United Nations (59) define human trafficking in the modern society as forcing or controlling a person through recruiting, transporting, transferring, and harboring for purposes of exploitation in exchange for benefits or payments. Human trafficking is a form of slavery that has become a major international concern. Human trafficking and related issues, such as irregular migration, forced labor, prostitution, and transnational organized crimes are subjects to intense political discussions and ambitious legal regulations on international, regional, and national levels. Governments, international organizations, and civil societies have increasingly focused on human trafficking and any measures that can prevent it. This has involved interventions to protect trafficked persons, prosecute perpetrators, and strengthen the cross-border cooperation against human trafficking. There has also been much awareness raising campaigns and wide interest of the media to ensure that human trafficking is known to the general public.
According to Reichel (51), the public, national governments, and the international community have the ability to reduce the scope of human trafficking. International community is involved in developing comprehensive human rights approach that combat human trafficking. It also provides an understanding of what human trafficking encompasses to make it easy to deal with the problem. For an instant, the international community is responsible of carrying out research to distinguishing non-commercial forms of human exploitation and human trafficking.
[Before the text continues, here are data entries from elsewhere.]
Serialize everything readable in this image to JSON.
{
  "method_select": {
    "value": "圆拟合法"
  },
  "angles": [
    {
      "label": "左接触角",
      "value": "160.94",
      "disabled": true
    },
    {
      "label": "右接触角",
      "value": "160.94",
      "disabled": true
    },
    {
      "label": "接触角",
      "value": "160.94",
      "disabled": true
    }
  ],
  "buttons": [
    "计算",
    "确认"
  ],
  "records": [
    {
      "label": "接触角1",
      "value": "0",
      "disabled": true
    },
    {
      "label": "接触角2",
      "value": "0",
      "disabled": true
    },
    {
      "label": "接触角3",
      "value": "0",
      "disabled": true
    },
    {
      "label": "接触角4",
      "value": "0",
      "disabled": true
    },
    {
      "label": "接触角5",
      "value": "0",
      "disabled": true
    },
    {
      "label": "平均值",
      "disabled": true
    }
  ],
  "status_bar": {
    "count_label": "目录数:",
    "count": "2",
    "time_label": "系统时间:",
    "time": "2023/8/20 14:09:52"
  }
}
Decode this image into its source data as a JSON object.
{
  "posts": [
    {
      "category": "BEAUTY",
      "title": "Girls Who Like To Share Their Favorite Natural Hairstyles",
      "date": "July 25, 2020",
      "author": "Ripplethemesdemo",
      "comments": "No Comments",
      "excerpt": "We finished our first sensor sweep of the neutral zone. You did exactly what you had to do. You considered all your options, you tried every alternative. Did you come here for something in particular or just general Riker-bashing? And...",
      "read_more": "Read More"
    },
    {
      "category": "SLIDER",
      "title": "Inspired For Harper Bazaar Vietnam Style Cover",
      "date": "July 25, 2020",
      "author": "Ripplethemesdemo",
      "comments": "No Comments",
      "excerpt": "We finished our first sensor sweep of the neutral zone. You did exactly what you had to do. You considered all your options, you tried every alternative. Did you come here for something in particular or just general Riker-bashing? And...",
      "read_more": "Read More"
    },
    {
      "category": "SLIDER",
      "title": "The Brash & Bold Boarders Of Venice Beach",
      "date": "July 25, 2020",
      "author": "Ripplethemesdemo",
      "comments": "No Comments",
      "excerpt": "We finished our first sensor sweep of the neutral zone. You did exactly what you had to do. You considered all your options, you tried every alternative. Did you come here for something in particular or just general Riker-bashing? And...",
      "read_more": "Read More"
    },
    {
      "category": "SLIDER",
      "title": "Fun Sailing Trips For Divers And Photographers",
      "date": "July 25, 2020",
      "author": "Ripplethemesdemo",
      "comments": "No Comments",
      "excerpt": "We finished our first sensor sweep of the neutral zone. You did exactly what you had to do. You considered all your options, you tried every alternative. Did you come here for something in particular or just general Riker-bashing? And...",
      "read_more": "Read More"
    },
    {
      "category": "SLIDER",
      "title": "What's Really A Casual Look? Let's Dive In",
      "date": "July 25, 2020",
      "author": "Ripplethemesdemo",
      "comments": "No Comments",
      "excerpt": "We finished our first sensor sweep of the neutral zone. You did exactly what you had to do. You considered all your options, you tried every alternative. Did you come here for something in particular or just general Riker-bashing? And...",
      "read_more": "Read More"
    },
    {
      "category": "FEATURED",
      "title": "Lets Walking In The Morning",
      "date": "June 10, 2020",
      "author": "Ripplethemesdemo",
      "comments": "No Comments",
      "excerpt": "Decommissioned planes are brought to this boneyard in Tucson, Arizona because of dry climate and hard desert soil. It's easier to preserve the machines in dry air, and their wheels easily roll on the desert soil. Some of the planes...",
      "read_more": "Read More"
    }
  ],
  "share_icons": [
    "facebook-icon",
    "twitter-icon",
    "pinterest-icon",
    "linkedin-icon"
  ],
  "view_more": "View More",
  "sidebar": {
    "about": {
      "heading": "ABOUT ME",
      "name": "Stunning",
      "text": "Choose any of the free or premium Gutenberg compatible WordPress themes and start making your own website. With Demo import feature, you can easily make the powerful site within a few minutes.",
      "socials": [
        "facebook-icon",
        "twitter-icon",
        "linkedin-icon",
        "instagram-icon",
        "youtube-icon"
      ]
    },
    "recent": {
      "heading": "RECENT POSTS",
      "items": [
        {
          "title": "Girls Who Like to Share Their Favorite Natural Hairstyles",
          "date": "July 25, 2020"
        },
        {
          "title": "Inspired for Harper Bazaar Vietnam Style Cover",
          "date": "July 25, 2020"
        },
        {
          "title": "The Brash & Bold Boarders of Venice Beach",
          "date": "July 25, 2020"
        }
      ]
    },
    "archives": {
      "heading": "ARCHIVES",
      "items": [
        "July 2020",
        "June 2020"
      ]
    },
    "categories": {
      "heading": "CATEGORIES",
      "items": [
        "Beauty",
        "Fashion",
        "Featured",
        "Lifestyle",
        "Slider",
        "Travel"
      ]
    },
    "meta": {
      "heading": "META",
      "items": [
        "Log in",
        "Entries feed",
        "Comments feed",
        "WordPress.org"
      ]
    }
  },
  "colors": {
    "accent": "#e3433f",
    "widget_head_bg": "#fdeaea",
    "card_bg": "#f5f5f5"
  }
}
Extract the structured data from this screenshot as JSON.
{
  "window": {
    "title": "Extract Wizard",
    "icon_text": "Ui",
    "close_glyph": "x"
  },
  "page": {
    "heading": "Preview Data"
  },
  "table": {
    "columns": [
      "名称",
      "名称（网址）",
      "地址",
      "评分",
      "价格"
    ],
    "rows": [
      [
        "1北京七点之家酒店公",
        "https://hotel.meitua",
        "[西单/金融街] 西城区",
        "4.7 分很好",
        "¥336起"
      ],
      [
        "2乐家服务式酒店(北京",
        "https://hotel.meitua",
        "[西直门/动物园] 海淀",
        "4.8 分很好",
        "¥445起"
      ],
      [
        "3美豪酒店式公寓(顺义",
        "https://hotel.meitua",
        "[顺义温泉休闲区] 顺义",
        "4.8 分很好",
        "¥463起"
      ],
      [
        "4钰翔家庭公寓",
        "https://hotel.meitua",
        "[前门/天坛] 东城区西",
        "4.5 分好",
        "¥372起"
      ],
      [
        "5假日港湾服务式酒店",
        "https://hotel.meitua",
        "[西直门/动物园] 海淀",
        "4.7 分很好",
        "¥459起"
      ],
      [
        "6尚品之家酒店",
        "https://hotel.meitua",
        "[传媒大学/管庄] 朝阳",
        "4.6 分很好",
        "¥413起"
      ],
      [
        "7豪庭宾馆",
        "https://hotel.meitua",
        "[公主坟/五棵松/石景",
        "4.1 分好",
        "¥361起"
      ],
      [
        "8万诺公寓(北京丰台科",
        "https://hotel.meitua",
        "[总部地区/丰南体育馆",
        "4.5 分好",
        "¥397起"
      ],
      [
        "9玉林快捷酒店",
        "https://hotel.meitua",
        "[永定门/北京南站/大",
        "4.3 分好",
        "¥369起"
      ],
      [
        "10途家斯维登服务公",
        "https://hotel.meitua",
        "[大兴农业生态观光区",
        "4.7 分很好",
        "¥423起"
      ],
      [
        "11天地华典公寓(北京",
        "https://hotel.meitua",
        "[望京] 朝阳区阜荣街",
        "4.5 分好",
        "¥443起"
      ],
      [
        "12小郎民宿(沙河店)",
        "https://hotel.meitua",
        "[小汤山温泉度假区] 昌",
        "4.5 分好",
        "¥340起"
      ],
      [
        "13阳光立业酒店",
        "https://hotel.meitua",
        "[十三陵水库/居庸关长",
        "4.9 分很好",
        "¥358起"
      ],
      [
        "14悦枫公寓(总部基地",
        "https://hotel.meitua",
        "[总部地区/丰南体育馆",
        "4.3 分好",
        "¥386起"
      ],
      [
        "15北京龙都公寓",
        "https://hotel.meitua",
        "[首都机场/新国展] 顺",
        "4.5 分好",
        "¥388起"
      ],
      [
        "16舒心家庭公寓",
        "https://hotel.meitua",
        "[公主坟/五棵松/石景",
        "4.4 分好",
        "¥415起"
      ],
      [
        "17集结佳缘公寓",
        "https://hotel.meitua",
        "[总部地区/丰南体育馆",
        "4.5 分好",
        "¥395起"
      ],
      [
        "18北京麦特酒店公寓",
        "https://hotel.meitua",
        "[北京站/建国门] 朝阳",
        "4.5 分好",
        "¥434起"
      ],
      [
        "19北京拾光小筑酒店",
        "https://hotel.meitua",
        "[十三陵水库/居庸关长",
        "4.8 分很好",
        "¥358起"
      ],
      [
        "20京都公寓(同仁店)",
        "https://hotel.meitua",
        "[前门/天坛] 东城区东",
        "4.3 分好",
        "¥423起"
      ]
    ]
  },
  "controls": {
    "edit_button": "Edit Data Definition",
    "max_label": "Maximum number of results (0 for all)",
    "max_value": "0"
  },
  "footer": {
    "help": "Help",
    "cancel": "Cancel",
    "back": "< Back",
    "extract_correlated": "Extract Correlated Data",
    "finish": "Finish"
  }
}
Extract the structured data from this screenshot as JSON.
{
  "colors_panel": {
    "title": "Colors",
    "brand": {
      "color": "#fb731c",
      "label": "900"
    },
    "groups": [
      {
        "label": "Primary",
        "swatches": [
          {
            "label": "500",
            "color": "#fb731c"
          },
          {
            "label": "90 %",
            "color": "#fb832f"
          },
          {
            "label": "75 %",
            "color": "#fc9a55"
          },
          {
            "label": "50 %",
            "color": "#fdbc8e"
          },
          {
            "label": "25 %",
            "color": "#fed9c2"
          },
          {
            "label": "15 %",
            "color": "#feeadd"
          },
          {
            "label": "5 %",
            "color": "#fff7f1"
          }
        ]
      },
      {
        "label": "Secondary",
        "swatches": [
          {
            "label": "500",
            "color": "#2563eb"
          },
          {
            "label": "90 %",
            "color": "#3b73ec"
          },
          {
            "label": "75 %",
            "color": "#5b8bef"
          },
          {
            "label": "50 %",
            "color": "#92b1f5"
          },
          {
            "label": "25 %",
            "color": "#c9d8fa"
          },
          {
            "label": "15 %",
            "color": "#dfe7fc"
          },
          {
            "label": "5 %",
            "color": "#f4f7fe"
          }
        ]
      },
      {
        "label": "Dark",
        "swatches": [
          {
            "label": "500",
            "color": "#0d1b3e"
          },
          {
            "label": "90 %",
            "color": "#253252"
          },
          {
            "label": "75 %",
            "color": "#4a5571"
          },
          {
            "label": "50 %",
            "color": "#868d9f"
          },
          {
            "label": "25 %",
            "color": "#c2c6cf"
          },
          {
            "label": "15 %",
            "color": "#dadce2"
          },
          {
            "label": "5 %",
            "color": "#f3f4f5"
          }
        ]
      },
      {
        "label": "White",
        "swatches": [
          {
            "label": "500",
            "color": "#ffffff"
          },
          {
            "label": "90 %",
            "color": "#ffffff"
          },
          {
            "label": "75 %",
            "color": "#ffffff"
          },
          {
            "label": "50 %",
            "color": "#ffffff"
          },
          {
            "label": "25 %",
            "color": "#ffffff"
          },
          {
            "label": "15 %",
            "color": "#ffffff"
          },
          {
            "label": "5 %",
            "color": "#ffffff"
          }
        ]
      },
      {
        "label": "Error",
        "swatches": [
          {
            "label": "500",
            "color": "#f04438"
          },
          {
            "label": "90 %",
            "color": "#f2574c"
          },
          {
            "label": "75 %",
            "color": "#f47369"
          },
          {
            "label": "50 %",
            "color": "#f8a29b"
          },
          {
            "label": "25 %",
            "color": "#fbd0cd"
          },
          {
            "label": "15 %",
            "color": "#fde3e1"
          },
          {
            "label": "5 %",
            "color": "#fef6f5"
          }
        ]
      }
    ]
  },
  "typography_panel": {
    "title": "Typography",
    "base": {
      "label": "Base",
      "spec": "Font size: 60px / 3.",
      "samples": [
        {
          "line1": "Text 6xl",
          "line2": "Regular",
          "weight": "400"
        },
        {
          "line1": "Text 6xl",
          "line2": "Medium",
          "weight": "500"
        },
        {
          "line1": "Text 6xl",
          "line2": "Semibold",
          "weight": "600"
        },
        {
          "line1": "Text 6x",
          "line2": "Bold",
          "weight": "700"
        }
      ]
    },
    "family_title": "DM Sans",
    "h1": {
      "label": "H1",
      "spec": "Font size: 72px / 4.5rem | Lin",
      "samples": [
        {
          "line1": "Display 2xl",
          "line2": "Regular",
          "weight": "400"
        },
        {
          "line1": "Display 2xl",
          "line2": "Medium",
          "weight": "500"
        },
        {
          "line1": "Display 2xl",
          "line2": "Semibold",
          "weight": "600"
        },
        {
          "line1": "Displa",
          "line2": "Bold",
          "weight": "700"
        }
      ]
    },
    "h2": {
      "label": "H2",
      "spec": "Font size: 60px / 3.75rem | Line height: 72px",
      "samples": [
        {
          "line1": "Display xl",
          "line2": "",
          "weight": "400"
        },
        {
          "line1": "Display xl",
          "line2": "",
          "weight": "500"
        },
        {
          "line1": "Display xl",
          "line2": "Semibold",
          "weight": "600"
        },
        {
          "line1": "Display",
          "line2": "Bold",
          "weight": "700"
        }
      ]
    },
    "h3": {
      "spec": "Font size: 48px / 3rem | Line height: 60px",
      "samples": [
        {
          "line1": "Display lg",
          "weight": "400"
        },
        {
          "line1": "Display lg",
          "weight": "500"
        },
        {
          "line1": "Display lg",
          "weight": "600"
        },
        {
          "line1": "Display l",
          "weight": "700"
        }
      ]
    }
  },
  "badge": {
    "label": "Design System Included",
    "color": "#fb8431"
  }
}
The national governments can resolve the problem through verifying policy areas that interact with human tracking (United States Government Accountability Office 1).
The 2000 UN anti trafficking protocol should be amended. It requires states to grant international victims of human trafficking a right to residence independent of the victim’s judicial cooperation. All government agencies and grantees should provide adequate information on the number of human trafficking victims, offer victims certification to increase their level of protection, and offer annual publications regarding their domestic anti trafficking activities.
The public should participate in providing information on incidences of human trafficking. The media, public, governments, and non-governmental organizations should become more involved in draw more attention to internal human trafficking. The government should enforce laws that punishing up to the final link in the human trafficking chain. The government is responsible for removing gaps in their government structures that distort efforts to combat human trafficking. The international community should scrutinize their institutional mandates and consider its reforms carefully (Lee 33).
Lee, Maggy. Human trafficking. Routledge: Routledge, 2013. Print.
Reichel, Philip. Cross-national collaboration to combat human trafficking: learning from the experience of others. New York: Diane Publishing, 2011. Print.
United Nations. Globalization of crime, the: a transnational organized crime threat assessment. New York: United Nations Publications, 2010. Print.
United States Government Accountability Office. "Human Trafficking: A Strategic Framework Could Help Enhance The Interagency Collaboration Needed To Effectively Combat Trafficking Crimes: GAO-07-915." GAO Reports (2007): 1.